Dickinson went through knee surgery during the offseason, but there was still concern about whether he had a future in the NFL. That was set aside when he was considered to be progressing well in his recovery as of early July 1977. During the Buccaneers' offseason, the quarterbacks on the roster changed entirely, with Dickinson being the only holdover; Gary Huff was now the starter, and Dickinson was fighting for a backup role alongside Mike Boryla and Randy Hedberg. After the Buccaneers lost Boryla and Huff to injuries, the former for the season, Dickinson ended up being the starting quarterback for the team's final preseason game against the Bills. In the game, Dickinson completed 2 of 12 passes for -2 yards and was sacked three times in a 17–6 loss. A week after the game against the Bills, Dickinson was released by the Buccaneers along with four other players. The Buccaneers re-signed him after Huff got injured in late October, but Dickinson was again released a couple weeks later.
McNabb saw his first NFL regular season action in the second half against the Tampa Bay Buccaneers in a 19-5 home loss on September 19. He made his first career start at home against Washington on November 14, completing 8 of 21 passes for 60 yards in a 35-28 win. He also had nine carries for 49 rushing yards and led the team to a pair of successful two-point conversions (one rush and one pass). He was the first Eagles rookie to start at quarterback since Brad Goebel, and the first Eagles rookie draft pick to start since John Reaves in 1972. With the win, McNabb became the first Eagles rookie quarterback to win his first NFL start since Mike Boryla (December 1, 1974 against Green Bay) and the first Eagle quarterback to win his first start since Ty Detmer (October 13, 1996 against New York Giants).

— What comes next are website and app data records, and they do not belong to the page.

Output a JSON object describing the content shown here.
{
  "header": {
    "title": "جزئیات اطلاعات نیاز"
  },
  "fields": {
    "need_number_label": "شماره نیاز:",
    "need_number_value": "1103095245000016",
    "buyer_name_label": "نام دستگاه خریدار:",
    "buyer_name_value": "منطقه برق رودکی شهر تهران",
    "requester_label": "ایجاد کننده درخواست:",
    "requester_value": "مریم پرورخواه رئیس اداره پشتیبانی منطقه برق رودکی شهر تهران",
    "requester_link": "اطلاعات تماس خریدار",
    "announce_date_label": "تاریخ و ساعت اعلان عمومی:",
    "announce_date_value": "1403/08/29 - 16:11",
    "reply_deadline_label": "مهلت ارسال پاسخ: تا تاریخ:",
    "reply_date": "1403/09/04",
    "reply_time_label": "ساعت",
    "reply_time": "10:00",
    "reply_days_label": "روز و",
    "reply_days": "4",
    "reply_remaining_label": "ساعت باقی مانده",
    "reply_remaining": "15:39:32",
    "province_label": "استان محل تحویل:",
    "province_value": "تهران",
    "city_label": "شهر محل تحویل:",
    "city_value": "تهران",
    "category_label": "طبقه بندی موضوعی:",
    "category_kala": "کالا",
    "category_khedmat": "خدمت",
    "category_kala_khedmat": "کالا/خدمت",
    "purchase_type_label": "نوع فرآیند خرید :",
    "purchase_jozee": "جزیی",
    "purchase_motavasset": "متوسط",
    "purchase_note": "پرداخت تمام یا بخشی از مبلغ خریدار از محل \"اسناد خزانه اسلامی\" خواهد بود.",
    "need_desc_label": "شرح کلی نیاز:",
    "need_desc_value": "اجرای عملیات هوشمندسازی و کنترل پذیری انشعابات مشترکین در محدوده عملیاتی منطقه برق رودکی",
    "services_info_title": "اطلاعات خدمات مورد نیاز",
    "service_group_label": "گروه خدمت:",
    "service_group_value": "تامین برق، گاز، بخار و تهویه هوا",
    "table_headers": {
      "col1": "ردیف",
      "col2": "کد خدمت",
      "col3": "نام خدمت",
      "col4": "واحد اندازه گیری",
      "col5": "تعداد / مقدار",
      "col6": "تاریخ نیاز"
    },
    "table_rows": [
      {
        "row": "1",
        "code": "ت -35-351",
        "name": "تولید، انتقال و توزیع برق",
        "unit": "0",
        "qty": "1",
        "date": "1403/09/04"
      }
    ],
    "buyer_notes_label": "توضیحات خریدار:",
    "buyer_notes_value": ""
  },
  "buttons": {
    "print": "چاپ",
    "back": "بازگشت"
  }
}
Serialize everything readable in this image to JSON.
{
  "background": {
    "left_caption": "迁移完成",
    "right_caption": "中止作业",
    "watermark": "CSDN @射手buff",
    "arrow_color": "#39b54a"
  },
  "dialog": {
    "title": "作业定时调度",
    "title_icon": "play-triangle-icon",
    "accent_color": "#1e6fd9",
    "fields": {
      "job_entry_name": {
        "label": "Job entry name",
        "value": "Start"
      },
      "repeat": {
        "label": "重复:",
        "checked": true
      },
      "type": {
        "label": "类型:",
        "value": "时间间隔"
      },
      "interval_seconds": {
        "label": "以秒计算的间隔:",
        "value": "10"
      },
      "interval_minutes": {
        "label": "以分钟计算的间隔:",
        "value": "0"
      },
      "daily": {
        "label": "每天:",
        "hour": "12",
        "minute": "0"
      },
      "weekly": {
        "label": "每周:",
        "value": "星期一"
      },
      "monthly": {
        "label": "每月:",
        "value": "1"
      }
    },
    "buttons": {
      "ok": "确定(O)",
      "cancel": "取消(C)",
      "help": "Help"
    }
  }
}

In 1967, one of the ABA's charter franchises was awarded to a group in Kansas City, Missouri, headed by Southern Californian businessman James Trindle. However, Trindle was unable to find a suitable arena in the Kansas City area. League commissioner George Mikan suggested moving the team to Denver. After agreeing to name Denver native and former NBA player Vince Boryla as general manager, Trindle moved his team to Denver as the Denver Larks, named after Colorado's state bird. The Trindle group was severely undercapitalized, leading Mikan to order the Larks to post a $100,000 performance bond or lose the franchise. Hours before the deadline, Trindle sold a ⅔ controlling interest to Denver trucking magnate Bill Ringsby for $350,000. Ringsby then renamed the team the Rockets, after his company's long-haul trucks.
The expected preseason quarterback battle between Mike Boryla and Gary Huff failed to occur, as both suffered knee injuries in the first two preseason games. This left the team with just two healthy quarterbacks: Parnell Dickinson, who had less than a full year's experience due to a knee injury, and rookie Randy Hedberg. Jeb Blount was eventually claimed off waivers from the Oakland Raiders. Hedberg won the starting job with strong performances in the final two preseason games. Dickinson proved prone to throwing interceptions, due to trouble reading defenses and a tendency to throw late passes over the middle, and was cut from the team during training camp. The former Minot State quarterback Hedberg's surprising rise from fourth-stringer to opening-day starter led to shouts of "Why not Minot?", sales of "RH Positive" T-shirts, and the addition of a radio affiliate in faraway North Dakota.